3. You’re going to love lean
You’ll read Lean Startup about 8 years after everyone else. Don’t worry, this will give you an opportunity to Google the case studies and conduct your own ‘where are they now?’ poll of the businesses in the book, giving you even more insight (#smuglaggard).
This agile/lean thing will start to make sense. It’s about being super-efficient, making bets, experimenting and of course, learning. You’ve never had the freedom to experiment before because you’ve always been expected to come up with a winner first time. With this pressure lifted, you’ll find yourself being more creative, more willing to take risks (bets?) and, let’s face it, a lot kinder to yourself.
4. User research will give you the feels

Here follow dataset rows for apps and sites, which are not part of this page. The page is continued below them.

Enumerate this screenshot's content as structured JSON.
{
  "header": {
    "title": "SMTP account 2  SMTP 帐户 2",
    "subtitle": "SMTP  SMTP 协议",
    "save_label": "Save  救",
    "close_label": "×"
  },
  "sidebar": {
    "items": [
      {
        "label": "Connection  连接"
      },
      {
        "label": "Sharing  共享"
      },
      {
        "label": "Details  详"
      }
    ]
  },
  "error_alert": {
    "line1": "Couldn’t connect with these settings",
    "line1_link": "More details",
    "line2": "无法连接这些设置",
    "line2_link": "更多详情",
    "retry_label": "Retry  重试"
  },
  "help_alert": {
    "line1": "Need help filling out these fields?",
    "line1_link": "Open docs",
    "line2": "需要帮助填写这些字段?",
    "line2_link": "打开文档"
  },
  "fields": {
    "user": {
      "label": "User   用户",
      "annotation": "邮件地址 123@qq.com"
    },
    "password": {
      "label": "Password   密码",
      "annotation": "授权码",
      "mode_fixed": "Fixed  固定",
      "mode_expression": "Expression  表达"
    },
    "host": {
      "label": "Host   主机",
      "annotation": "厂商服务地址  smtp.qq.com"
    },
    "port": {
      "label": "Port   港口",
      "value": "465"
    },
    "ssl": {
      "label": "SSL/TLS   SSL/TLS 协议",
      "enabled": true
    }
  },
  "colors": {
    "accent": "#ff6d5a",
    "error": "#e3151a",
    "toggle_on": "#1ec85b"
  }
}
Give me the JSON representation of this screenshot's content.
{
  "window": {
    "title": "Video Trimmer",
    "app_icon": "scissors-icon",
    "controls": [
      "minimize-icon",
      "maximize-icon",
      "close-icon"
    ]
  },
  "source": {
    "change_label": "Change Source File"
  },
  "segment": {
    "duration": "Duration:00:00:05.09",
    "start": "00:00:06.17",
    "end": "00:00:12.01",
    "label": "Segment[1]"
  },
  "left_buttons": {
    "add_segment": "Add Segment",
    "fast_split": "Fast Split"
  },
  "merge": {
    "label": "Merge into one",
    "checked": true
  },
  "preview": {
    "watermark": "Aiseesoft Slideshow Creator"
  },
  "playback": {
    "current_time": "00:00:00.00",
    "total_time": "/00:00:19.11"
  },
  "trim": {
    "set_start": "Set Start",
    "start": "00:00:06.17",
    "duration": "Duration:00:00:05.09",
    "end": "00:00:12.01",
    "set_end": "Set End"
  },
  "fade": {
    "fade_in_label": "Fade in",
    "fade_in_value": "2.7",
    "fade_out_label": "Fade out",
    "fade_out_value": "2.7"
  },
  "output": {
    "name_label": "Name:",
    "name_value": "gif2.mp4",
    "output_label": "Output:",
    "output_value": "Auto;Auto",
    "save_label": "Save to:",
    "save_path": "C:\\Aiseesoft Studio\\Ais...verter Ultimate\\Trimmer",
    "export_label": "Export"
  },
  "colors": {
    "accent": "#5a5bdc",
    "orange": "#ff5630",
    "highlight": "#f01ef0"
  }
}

You’ll have the very peculiar experience of watching someone read what you’ve written or use what you’ve helped to design and have them tell you it’s either a) awesome or b) the worst thing they’ve ever encountered.
Either way, you’ll find it pretty electrifying. Putting your own work under the microscope like this will make you feel exposed and uncomfortable but you’ll love the immediacy of the feedback and you’ll wonder why on earth you’ve never done this before. You’ll start to think of this feedback as a gift and you’ll love your users (even the haters!) because they’re giving up their time to help you and the team be better at what you do.
5. Keep calm and iterate
This is going to be hard to read: you’re not going to get it 100% right first time. It hurts, I know, but it’s going to be ok. Turns out this tech business is all about iteration. Design the thing, test the thing, make the thing better. You’re going to spend lots of your time incrementally improving your work, you’ll never be finished. Think of it like this; instead of achieving perfection once, you’re going to achieve perfection multiple times. Version 1 will be the most perfect you can make it with the information you have at the time. Version 2 will be the most perfect you can make it with the information you learned from testing Version 1 and so on.... So, you can go about achieving perfection over and over (and doesn’t that feel nice?).
So there you have it. Five things I’ve learned from being in tech. Bring on 2019...